Xiaomi Router 3 Pro

Recently I felt it was time to upgrade my aging network that was using an old Dlink DIR-615 router. I didn’t really have the urge to upgrade for a long time since I didn’t really have enough devices that can take advantage of wireless ac and gigabit lan. I only have a small room network for my pc, playstation and my phone. I did have a laptop at one time but I have since given that to my wife.

We recently upgraded to a 500Mbps fibre connection and I felt like it was time to up my network game to take advantage of the internet speed that was about to come. I was shopping for cheap but feature packed router locally. I didn’t care if it was new or used (as long as it was in full working order).

My D-Link DIR-615 was running DDWRT for the longest time and it was so stable I didn’t have to bother with it after install. The longest uptime I had with that router was 1 year and I only had to shut it down because I was going on a long holiday.

I did my due diligence in researching for routers that would take advantage of one of the custom router firmwares available (ddwrt, openwrt, tomato, padavan, asusmerlin etc). I had a lot of options from the 2nd hand market since for some reason a lot of people were upgrading theirs to Wifi 6 (wireless ax). Luckily I stumbled upon this Xiaomi Router 3 Pro being sold locally for a very good price. I will consider this bang for the buck interms of what you are getting for the amount you are paying. See the specs below

Xiaomi Mi Pro (R3P)


  • CPU: MediaTek MT7621A MIPS
  • RAM: 512MB DDR3
  • NAND: 256MB Flash
  • 1x Gigabit WAN
  • 3x Gigabit LAN
  • 1x USB 3.0
  • 1x Power
  • Protocols: IEEE 802.11a / b / g / n / ac, IEEE 802.3 / 3u / 3ab
  • MU-MINO: Yes
  • 2.4G WiFi: 4x4 up to 800Mbps
  • 5G WiFi: 4x4 up to 1733Mbps
  • 2.4G channels: 1, 2, 3, 4, 5, 6, 7, 8, 9, 10, 11, 12, 13
  • 5G channels: 36, 40, 44, 48, 52, 56, 60, 64, 149, 153, 157, 161, 165
  • NAS: Yes
  • OpenWRT compatible
  • Aluminum Case
  • Size: 195 145.6 x x 66 mm
  • Weight: 932.2g

As you can see it has a very minimalistic design. The aluminum housing is also not just for show, it is form and function as it is being used to cool down the chips on this device. You can also have a drive connected to the USB3.0 port as the router supports samba and it can serve as a nas drive. I tested the speeds and I am getting close the advertised speed.

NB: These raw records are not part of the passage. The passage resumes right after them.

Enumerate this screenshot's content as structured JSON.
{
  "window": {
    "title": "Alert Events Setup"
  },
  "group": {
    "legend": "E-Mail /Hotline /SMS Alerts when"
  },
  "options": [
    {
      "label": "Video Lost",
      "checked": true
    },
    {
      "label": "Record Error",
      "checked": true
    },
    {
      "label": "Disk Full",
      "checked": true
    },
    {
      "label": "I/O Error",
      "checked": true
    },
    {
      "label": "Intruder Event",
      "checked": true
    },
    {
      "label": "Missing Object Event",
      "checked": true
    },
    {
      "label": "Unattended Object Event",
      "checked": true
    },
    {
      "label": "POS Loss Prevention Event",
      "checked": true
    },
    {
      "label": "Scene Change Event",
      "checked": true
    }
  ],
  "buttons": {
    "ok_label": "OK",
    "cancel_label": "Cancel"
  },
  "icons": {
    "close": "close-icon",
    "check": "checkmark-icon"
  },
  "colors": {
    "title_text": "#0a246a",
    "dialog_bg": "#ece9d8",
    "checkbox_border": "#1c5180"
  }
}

The only drawback would be the all Chinese router portal to configure the router but there is an easy work around for that by using google chrome and translating the page. If you feel brave enough you can always flash the Taiwan firmware which has an option to change the language to english. There is also a phone app which is in english and you can configure the settings of the router from your phone if you wish.

The stock firmware of the router should suffice regular users as it has most if not all of the options they need. If you require more advanced option and settings, there is always the openWRT route. OpenWRT Support for this router has been confirmed but make sure you read the page and follow instructions. I would like to highlight the part that says your need to verify what type of chip you have because it might brick your router and you will have to go the UART route to unbrick it.

Right now I haven’t decided if I will install openWRT on mine. I have been testing the router for a week now and the stock firmware seems to be stable (I am running the latest developement version) and I am happy with the performance of this router. I can saturate our 500Mbps connection when downloading (depends on the source ofcourse). I find that I normally max it out when I download games from uplay or epicgames. I haven’t tried steam because I haven’t bought any new games from that platform.

I will make a new post with instructions on how to install openWRT if I decide to go that router. Until then I will enjoy my upgraded network for now.